INPUT MATERIAL Start Marker

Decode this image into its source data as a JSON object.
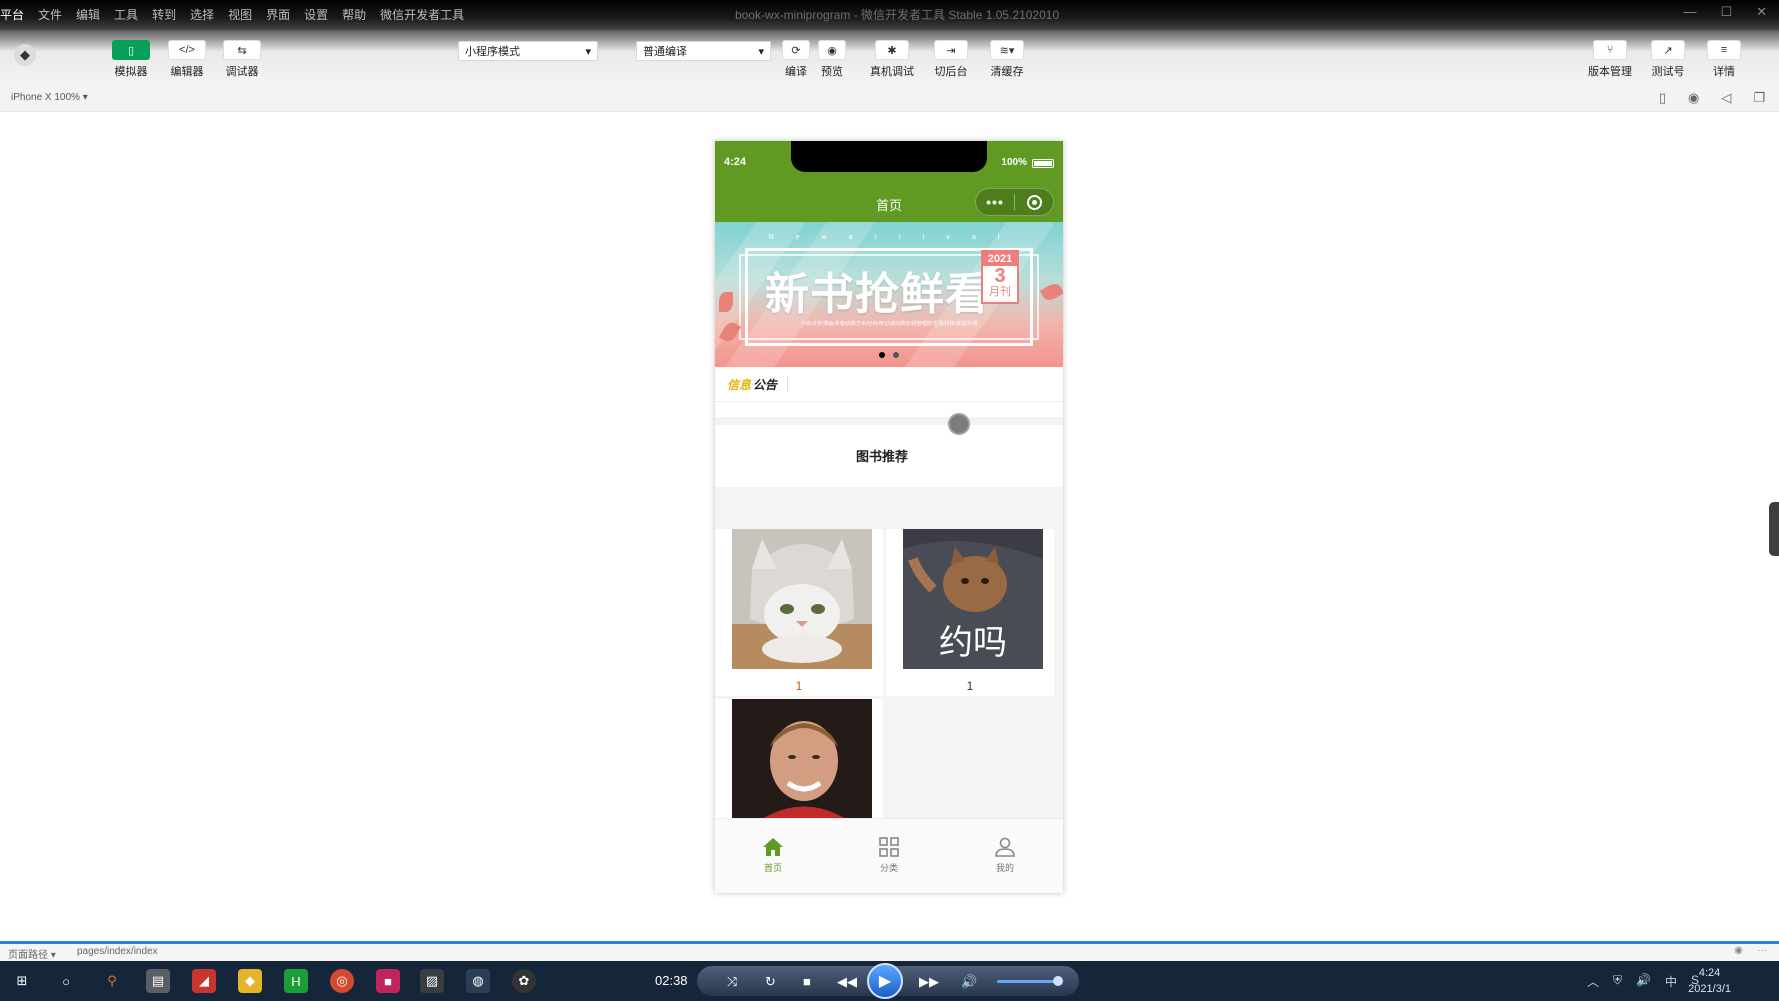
{
  "titlebar": {
    "menus": [
      "平台",
      "文件",
      "编辑",
      "工具",
      "转到",
      "选择",
      "视图",
      "界面",
      "设置",
      "帮助",
      "微信开发者工具"
    ],
    "window_title": "book-wx-miniprogram - 微信开发者工具 Stable 1.05.2102010",
    "minimize": "—",
    "maximize": "☐",
    "close": "✕"
  },
  "toolbar": {
    "simulator_label": "模拟器",
    "editor_label": "编辑器",
    "debugger_label": "调试器",
    "mode_select": "小程序模式",
    "compile_select": "普通编译",
    "compile_label": "编译",
    "preview_label": "预览",
    "remote_debug_label": "真机调试",
    "background_label": "切后台",
    "clear_cache_label": "清缓存",
    "version_label": "版本管理",
    "test_label": "测试号",
    "details_label": "详情",
    "editor_glyph": "</>",
    "debugger_glyph": "⇆"
  },
  "devicebar": {
    "device": "iPhone X 100% ▾"
  },
  "phone": {
    "time": "4:24",
    "battery": "100%",
    "nav_title": "首页",
    "capsule_more": "•••",
    "banner": {
      "subtitle": "N e w   a r r i v a l",
      "headline": "新书抢鲜看",
      "year": "2021",
      "number": "3",
      "month": "月刊",
      "categories": "小说/文学/漫画/青春动漫/艺术/社科/传记/成功励志/经管理财/生活/科技/考试/外语"
    },
    "notice_part1": "信息",
    "notice_part2": "公告",
    "section_title": "图书推荐",
    "books": [
      {
        "caption": "1"
      },
      {
        "caption": "1"
      },
      {
        "caption": ""
      }
    ],
    "tabs": [
      {
        "label": "首页"
      },
      {
        "label": "分类"
      },
      {
        "label": "我的"
      }
    ]
  },
  "pathbar": {
    "label": "页面路径 ▾",
    "path": "pages/index/index",
    "eye": "◉",
    "more": "···"
  },
  "media_player": {
    "time": "02:38"
  },
  "clock": {
    "time": "4:24",
    "date": "2021/3/1"
  },
  "tray": [
    "︿",
    "⛨",
    "🔊",
    "中",
    "S"
  ],
  "colors": {
    "nav_green": "#609a23",
    "accent_green": "#07a05a",
    "notice_yellow": "#e8b30b"
  }
}
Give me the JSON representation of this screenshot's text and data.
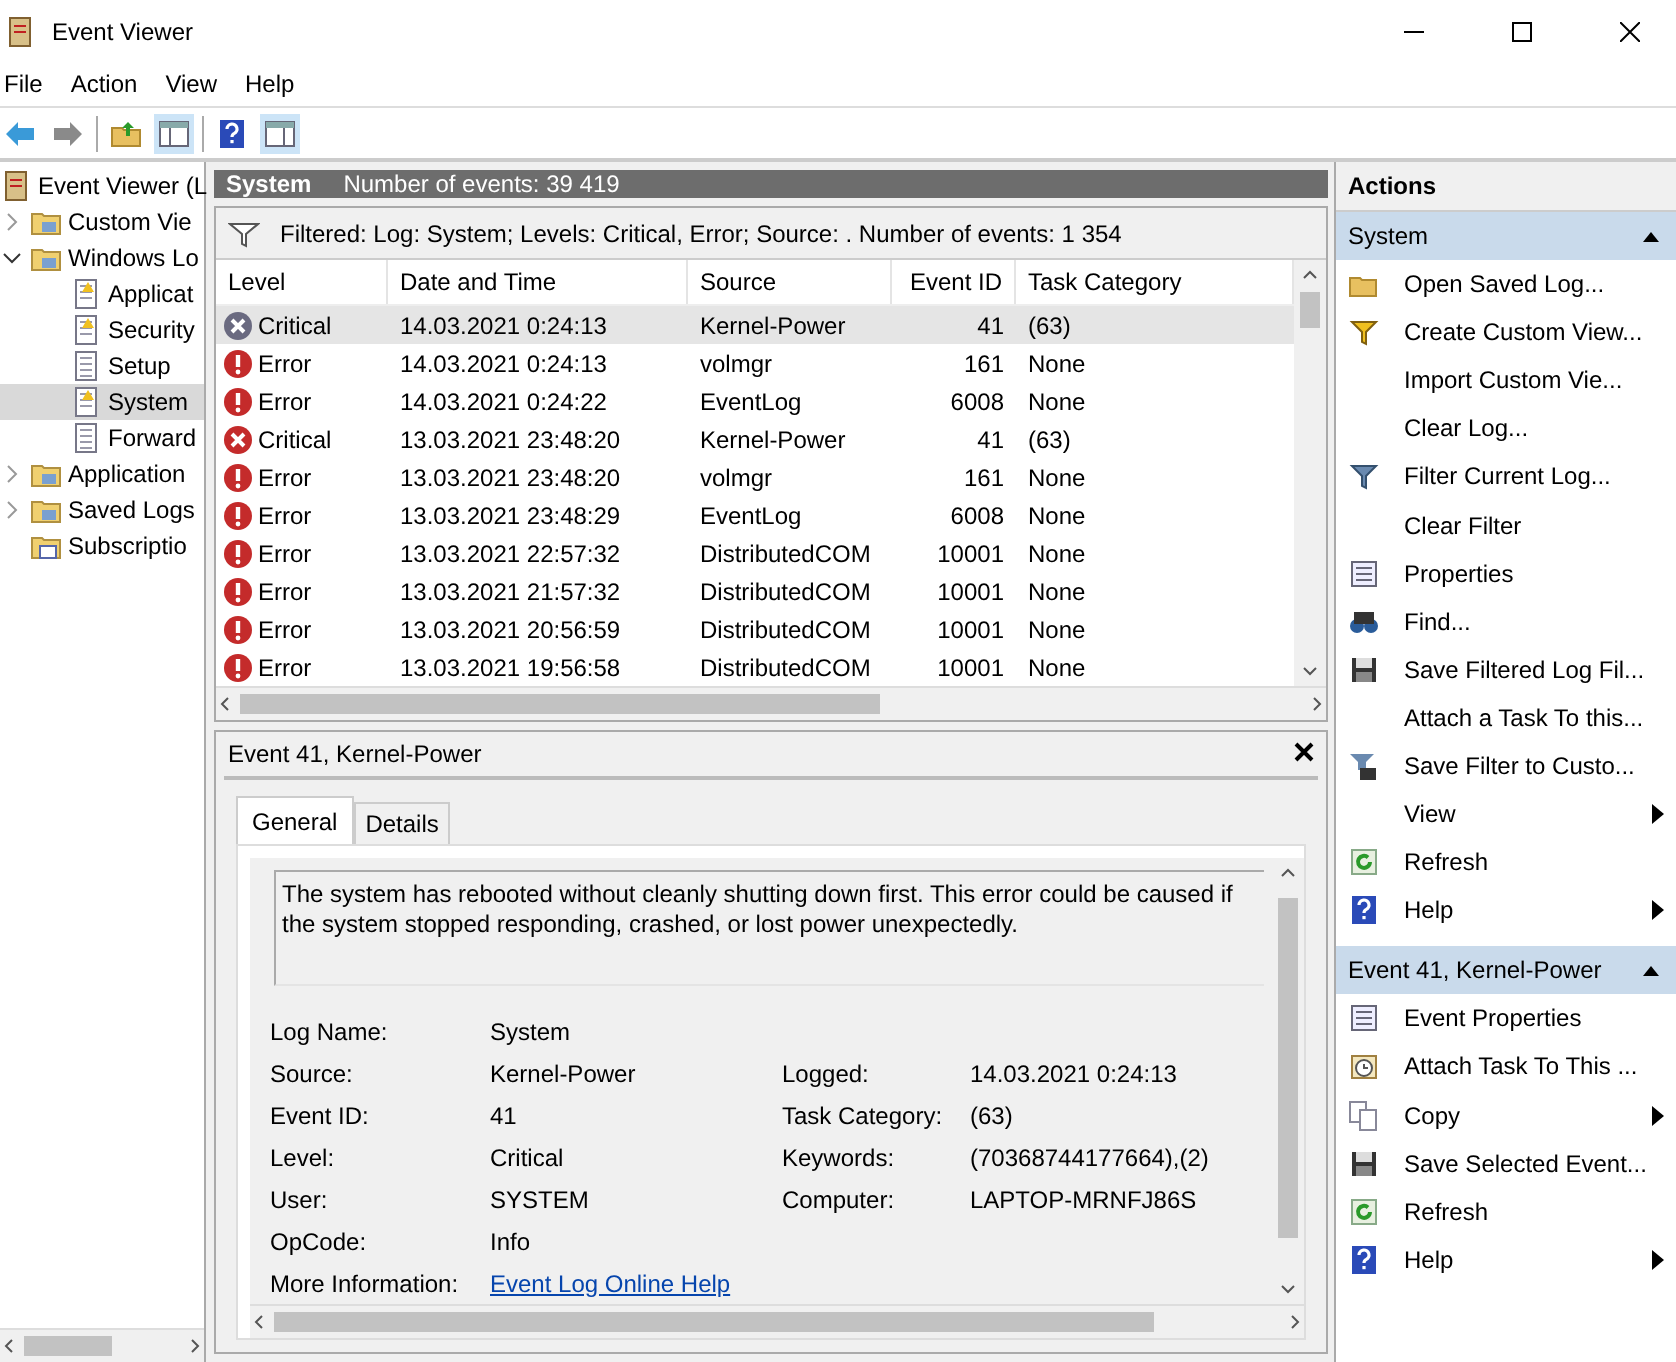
{
  "window": {
    "title": "Event Viewer"
  },
  "menu": [
    "File",
    "Action",
    "View",
    "Help"
  ],
  "tree": [
    {
      "label": "Event Viewer (L",
      "kind": "viewer",
      "selected": false,
      "children": [
        {
          "label": "Custom Vie",
          "kind": "folder",
          "selected": false,
          "expanded": false
        },
        {
          "label": "Windows Lo",
          "kind": "folder",
          "selected": false,
          "expanded": true,
          "children": [
            {
              "label": "Applicat",
              "kind": "log",
              "selected": false
            },
            {
              "label": "Security",
              "kind": "log",
              "selected": false
            },
            {
              "label": "Setup",
              "kind": "page",
              "selected": false
            },
            {
              "label": "System",
              "kind": "log",
              "selected": true
            },
            {
              "label": "Forward",
              "kind": "page",
              "selected": false
            }
          ]
        },
        {
          "label": "Application",
          "kind": "folder",
          "selected": false,
          "expanded": false
        },
        {
          "label": "Saved Logs",
          "kind": "folder",
          "selected": false,
          "expanded": false
        },
        {
          "label": "Subscriptio",
          "kind": "subscription",
          "selected": false
        }
      ]
    }
  ],
  "log_header": {
    "title": "System",
    "count": "Number of events: 39 419"
  },
  "filter": "Filtered: Log: System; Levels: Critical, Error; Source: . Number of events: 1 354",
  "table": {
    "columns": [
      "Level",
      "Date and Time",
      "Source",
      "Event ID",
      "Task Category"
    ],
    "rows": [
      {
        "kind": "critical",
        "selected": true,
        "cells": [
          "Critical",
          "14.03.2021 0:24:13",
          "Kernel-Power",
          "41",
          "(63)"
        ]
      },
      {
        "kind": "error",
        "selected": false,
        "cells": [
          "Error",
          "14.03.2021 0:24:13",
          "volmgr",
          "161",
          "None"
        ]
      },
      {
        "kind": "error",
        "selected": false,
        "cells": [
          "Error",
          "14.03.2021 0:24:22",
          "EventLog",
          "6008",
          "None"
        ]
      },
      {
        "kind": "critical",
        "selected": false,
        "cells": [
          "Critical",
          "13.03.2021 23:48:20",
          "Kernel-Power",
          "41",
          "(63)"
        ]
      },
      {
        "kind": "error",
        "selected": false,
        "cells": [
          "Error",
          "13.03.2021 23:48:20",
          "volmgr",
          "161",
          "None"
        ]
      },
      {
        "kind": "error",
        "selected": false,
        "cells": [
          "Error",
          "13.03.2021 23:48:29",
          "EventLog",
          "6008",
          "None"
        ]
      },
      {
        "kind": "error",
        "selected": false,
        "cells": [
          "Error",
          "13.03.2021 22:57:32",
          "DistributedCOM",
          "10001",
          "None"
        ]
      },
      {
        "kind": "error",
        "selected": false,
        "cells": [
          "Error",
          "13.03.2021 21:57:32",
          "DistributedCOM",
          "10001",
          "None"
        ]
      },
      {
        "kind": "error",
        "selected": false,
        "cells": [
          "Error",
          "13.03.2021 20:56:59",
          "DistributedCOM",
          "10001",
          "None"
        ]
      },
      {
        "kind": "error",
        "selected": false,
        "cells": [
          "Error",
          "13.03.2021 19:56:58",
          "DistributedCOM",
          "10001",
          "None"
        ]
      }
    ]
  },
  "event_panel": {
    "title": "Event 41, Kernel-Power",
    "tabs": [
      {
        "label": "General",
        "selected": true
      },
      {
        "label": "Details",
        "selected": false
      }
    ],
    "description": "The system has rebooted without cleanly shutting down first. This error could be caused if the system stopped responding, crashed, or lost power unexpectedly.",
    "rows": [
      {
        "left": {
          "label": "Log Name:",
          "value": "System"
        }
      },
      {
        "left": {
          "label": "Source:",
          "value": "Kernel-Power"
        },
        "right": {
          "label": "Logged:",
          "value": "14.03.2021 0:24:13"
        }
      },
      {
        "left": {
          "label": "Event ID:",
          "value": "41"
        },
        "right": {
          "label": "Task Category:",
          "value": "(63)"
        }
      },
      {
        "left": {
          "label": "Level:",
          "value": "Critical"
        },
        "right": {
          "label": "Keywords:",
          "value": "(70368744177664),(2)"
        }
      },
      {
        "left": {
          "label": "User:",
          "value": "SYSTEM"
        },
        "right": {
          "label": "Computer:",
          "value": "LAPTOP-MRNFJ86S"
        }
      },
      {
        "left": {
          "label": "OpCode:",
          "value": "Info"
        }
      }
    ],
    "more_info": {
      "label": "More Information:",
      "link": "Event Log Online Help"
    }
  },
  "actions": {
    "title": "Actions",
    "sections": [
      {
        "title": "System",
        "expanded": true,
        "items": [
          {
            "kind": "open",
            "label": "Open Saved Log...",
            "submenu": false
          },
          {
            "kind": "create-filter",
            "label": "Create Custom View...",
            "submenu": false
          },
          {
            "kind": "none",
            "label": "Import Custom Vie...",
            "submenu": false
          },
          {
            "kind": "none",
            "label": "Clear Log...",
            "submenu": false
          },
          {
            "kind": "filter",
            "label": "Filter Current Log...",
            "submenu": false
          },
          {
            "kind": "none",
            "label": "Clear Filter",
            "submenu": false
          },
          {
            "kind": "properties",
            "label": "Properties",
            "submenu": false
          },
          {
            "kind": "find",
            "label": "Find...",
            "submenu": false
          },
          {
            "kind": "save",
            "label": "Save Filtered Log Fil...",
            "submenu": false
          },
          {
            "kind": "none",
            "label": "Attach a Task To this...",
            "submenu": false
          },
          {
            "kind": "save-filter",
            "label": "Save Filter to Custo...",
            "submenu": false
          },
          {
            "kind": "none",
            "label": "View",
            "submenu": true
          },
          {
            "kind": "refresh",
            "label": "Refresh",
            "submenu": false
          },
          {
            "kind": "help",
            "label": "Help",
            "submenu": true
          }
        ]
      },
      {
        "title": "Event 41, Kernel-Power",
        "expanded": true,
        "items": [
          {
            "kind": "properties",
            "label": "Event Properties",
            "submenu": false
          },
          {
            "kind": "task",
            "label": "Attach Task To This ...",
            "submenu": false
          },
          {
            "kind": "copy",
            "label": "Copy",
            "submenu": true
          },
          {
            "kind": "save",
            "label": "Save Selected Event...",
            "submenu": false
          },
          {
            "kind": "refresh",
            "label": "Refresh",
            "submenu": false
          },
          {
            "kind": "help",
            "label": "Help",
            "submenu": true
          }
        ]
      }
    ]
  }
}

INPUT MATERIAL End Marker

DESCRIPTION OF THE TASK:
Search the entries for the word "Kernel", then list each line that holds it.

YOUR RESPONSE:
          "Kernel-Power",
          "Kernel-Power",
    "title": "Event 41, Kernel-Power",
          "value": "Kernel-Power"
        "title": "Event 41, Kernel-Power",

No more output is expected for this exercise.